Scammers were extremely effective in gaining his trust, preying on his isolation to gain access to his confidential financial information. Worse, once he had gotten involved in a few of them, his name ended up on a "Sucker List" that was sold to other scammers, leading to an avalanche of other fraudulent offers.

One scam, in particular, has gained in popularity: a fake check, purporting to be an advance payment for winnings to come. The victim cashes the check, sends the cash to the scammer, and then is on the hook when the check bounces a few days later.

If your elderly relative is getting such calls and offers, here are some helpful tips from the article:

For more information on elder fraud and how to prevent it, see Long-Term Care, by Joseph Matthews (Nolo).

May 13, 2009

Not Munchkins, too? Seems Over the Rainbow Somehow

rainbow.JPGIn what's starting to seem like a series on the ways in which powers of attorney can cause heartache -- or worse, elder abuse -- comes a story out of St. Louis. The heirs of one of the last surviving Munchkins from the film The Wizard of Oz, Mickey Carroll (real name, Michael Finocchiaro), are suing his caretaker, Linda Dodge, claiming that she and others took advantage of the actor in his final years.

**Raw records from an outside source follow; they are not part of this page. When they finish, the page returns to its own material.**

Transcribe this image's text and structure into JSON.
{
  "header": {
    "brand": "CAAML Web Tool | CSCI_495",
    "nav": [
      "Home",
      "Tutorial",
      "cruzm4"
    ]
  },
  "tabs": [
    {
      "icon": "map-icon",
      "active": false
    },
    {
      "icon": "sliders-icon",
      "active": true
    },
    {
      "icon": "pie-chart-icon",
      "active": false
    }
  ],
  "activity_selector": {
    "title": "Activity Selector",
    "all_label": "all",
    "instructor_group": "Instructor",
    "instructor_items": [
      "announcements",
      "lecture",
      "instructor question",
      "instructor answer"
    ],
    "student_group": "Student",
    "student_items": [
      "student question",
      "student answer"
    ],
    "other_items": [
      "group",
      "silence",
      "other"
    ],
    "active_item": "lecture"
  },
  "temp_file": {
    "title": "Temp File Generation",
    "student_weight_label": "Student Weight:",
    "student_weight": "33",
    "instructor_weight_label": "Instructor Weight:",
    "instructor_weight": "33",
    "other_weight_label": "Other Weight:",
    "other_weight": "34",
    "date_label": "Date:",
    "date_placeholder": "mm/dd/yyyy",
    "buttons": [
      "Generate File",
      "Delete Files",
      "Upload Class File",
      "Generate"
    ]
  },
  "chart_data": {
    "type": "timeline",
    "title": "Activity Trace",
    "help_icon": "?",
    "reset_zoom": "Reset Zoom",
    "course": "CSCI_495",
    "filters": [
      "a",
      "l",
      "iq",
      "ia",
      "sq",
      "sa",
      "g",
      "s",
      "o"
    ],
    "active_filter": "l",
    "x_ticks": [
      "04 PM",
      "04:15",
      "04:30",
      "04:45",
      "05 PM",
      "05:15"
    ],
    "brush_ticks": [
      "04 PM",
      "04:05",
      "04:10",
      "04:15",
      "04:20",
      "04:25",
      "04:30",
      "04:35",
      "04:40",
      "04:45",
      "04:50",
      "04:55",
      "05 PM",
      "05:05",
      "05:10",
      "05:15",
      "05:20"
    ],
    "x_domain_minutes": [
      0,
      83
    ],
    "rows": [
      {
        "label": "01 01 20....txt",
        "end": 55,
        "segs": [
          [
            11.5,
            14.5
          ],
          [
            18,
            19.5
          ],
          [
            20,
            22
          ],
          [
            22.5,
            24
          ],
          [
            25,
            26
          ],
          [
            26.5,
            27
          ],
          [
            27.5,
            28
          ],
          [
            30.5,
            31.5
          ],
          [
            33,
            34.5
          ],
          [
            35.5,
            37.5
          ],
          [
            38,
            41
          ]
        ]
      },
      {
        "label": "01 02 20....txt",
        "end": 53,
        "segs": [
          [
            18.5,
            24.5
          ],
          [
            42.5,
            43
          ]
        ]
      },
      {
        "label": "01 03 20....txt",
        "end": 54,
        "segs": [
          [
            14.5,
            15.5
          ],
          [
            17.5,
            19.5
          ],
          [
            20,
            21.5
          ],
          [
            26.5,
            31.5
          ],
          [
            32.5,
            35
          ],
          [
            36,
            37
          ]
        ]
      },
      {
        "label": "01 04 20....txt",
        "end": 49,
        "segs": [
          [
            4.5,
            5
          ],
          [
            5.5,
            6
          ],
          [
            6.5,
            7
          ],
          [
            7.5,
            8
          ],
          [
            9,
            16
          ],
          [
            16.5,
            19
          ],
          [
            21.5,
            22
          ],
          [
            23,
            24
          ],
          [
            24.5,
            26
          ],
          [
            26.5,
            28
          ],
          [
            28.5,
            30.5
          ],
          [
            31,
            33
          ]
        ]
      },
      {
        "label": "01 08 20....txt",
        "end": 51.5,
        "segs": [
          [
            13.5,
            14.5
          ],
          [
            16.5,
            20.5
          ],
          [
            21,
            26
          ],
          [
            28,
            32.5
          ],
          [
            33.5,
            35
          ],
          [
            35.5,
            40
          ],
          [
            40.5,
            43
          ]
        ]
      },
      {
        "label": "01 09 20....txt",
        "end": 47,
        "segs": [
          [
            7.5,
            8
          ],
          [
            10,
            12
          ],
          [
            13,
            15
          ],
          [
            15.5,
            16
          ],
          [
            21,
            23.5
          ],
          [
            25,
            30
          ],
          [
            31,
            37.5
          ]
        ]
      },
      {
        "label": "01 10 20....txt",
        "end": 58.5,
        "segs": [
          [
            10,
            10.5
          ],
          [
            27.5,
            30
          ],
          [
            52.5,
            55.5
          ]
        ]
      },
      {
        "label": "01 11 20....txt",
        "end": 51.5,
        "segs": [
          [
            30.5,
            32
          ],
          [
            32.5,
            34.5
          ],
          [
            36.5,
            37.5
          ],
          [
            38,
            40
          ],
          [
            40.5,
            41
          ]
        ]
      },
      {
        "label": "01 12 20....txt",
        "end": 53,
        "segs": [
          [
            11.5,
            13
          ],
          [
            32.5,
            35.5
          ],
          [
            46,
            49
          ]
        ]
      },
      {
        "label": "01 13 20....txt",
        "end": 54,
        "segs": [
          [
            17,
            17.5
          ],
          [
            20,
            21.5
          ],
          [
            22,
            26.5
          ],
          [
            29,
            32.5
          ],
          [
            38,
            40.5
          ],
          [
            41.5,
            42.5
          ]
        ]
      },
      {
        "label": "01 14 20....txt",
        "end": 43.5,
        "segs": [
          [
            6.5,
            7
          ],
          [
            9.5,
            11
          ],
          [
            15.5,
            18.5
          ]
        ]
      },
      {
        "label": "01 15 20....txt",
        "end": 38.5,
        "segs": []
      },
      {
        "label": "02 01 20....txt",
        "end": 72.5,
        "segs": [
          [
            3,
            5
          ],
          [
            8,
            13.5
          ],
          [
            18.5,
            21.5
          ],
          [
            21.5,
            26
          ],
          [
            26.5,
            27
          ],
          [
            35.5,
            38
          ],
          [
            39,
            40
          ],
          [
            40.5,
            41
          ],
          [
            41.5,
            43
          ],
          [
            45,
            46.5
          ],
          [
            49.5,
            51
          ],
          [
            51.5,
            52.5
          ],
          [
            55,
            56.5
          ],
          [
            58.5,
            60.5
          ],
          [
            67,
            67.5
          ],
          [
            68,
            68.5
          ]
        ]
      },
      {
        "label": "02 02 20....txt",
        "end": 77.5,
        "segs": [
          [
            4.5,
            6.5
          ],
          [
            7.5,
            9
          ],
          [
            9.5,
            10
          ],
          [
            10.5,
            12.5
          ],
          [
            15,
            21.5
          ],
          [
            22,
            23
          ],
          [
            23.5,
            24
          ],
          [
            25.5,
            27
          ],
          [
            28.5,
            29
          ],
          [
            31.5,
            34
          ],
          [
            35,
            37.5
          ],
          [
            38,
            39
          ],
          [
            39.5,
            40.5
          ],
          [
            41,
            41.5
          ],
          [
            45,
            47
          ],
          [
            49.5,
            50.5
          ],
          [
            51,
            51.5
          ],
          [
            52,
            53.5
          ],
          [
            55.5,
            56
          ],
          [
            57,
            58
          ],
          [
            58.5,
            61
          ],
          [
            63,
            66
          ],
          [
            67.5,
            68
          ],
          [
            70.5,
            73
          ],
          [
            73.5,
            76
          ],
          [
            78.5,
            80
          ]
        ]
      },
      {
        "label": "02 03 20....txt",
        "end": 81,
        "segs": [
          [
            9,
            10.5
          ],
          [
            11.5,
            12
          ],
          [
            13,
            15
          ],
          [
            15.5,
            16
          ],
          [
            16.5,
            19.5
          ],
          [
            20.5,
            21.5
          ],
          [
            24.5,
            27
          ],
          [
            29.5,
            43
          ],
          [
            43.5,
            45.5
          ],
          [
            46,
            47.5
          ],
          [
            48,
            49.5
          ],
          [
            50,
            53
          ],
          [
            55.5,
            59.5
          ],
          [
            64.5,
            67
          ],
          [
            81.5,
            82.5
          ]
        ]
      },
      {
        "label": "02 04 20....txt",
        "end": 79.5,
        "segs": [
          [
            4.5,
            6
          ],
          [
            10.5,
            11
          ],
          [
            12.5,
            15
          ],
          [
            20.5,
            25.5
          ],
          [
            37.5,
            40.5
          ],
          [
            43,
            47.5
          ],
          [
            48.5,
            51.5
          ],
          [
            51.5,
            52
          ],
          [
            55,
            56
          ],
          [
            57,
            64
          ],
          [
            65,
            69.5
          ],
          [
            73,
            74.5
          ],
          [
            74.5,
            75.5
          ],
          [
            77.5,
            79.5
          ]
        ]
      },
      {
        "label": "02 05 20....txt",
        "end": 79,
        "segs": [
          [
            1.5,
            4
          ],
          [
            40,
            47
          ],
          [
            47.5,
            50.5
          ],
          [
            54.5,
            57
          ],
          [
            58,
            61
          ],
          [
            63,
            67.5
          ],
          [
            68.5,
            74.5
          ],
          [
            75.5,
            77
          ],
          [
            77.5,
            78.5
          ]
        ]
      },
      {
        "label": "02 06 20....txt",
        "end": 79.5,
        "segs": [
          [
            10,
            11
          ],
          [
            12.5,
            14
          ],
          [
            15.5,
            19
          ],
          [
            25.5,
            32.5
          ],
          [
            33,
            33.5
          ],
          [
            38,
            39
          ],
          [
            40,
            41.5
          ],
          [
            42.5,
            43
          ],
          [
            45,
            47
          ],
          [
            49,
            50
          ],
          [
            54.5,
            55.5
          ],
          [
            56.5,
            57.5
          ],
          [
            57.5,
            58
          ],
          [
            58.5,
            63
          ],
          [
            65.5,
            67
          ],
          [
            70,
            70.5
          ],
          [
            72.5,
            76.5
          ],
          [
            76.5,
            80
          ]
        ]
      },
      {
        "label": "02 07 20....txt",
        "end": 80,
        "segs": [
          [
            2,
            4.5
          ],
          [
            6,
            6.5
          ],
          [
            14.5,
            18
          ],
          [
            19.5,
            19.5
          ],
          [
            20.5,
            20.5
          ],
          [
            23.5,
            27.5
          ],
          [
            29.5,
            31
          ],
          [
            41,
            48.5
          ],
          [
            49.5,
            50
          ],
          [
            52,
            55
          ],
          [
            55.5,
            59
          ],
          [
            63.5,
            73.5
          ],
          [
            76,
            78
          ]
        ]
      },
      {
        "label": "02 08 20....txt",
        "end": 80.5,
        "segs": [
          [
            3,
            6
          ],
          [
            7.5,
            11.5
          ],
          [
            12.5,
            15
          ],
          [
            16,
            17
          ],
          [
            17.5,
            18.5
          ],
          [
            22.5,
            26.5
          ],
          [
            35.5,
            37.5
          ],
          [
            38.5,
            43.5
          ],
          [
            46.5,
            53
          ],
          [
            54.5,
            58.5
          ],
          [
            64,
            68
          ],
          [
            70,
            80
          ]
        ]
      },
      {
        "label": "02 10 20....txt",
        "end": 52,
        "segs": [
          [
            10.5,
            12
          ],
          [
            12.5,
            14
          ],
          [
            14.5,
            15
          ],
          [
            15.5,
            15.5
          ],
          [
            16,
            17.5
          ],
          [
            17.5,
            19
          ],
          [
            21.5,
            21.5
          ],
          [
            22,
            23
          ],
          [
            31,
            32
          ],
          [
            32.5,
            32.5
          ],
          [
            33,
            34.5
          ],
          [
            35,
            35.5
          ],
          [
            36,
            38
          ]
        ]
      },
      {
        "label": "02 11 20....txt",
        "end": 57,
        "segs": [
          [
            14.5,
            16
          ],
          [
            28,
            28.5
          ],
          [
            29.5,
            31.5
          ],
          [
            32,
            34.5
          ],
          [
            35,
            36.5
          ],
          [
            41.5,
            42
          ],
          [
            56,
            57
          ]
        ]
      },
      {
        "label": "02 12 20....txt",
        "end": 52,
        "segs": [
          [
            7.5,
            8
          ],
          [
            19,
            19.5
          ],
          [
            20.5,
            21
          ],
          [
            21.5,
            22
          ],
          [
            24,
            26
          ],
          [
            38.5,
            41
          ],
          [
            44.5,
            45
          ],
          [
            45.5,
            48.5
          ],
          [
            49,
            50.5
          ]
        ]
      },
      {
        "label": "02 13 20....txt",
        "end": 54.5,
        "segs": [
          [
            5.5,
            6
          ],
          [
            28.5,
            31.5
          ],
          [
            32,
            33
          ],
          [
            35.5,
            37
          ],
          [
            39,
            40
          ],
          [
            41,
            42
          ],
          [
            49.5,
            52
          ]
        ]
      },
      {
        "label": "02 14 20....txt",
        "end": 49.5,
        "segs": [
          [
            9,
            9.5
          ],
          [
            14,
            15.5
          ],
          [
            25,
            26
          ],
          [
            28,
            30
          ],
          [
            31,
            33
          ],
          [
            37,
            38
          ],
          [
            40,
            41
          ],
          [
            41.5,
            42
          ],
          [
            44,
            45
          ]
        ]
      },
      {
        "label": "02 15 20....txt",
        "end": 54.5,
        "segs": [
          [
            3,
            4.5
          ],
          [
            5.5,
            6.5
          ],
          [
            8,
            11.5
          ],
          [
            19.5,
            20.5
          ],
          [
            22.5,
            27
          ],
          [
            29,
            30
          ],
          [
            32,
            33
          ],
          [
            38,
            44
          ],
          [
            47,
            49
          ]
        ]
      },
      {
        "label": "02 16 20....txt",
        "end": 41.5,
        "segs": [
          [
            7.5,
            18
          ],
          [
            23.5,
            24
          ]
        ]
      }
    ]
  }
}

The heirs claim that Mr. Carroll, who died Thursday, May 7, signed powers of attorney transferring power over his property and health care decisions to Dodge when he was unable to understand what he was signing. They further claim that Dodge then kept him isolated, spent his assets, and kept the money that Carroll made from appearing at events.

Dodge counters that the dispute is just a "family squabble" and that she took good care of Carroll.

To learn more about financial powers of attorney, see Nolo's article Financial Powers of Attorney: Do You Need One?.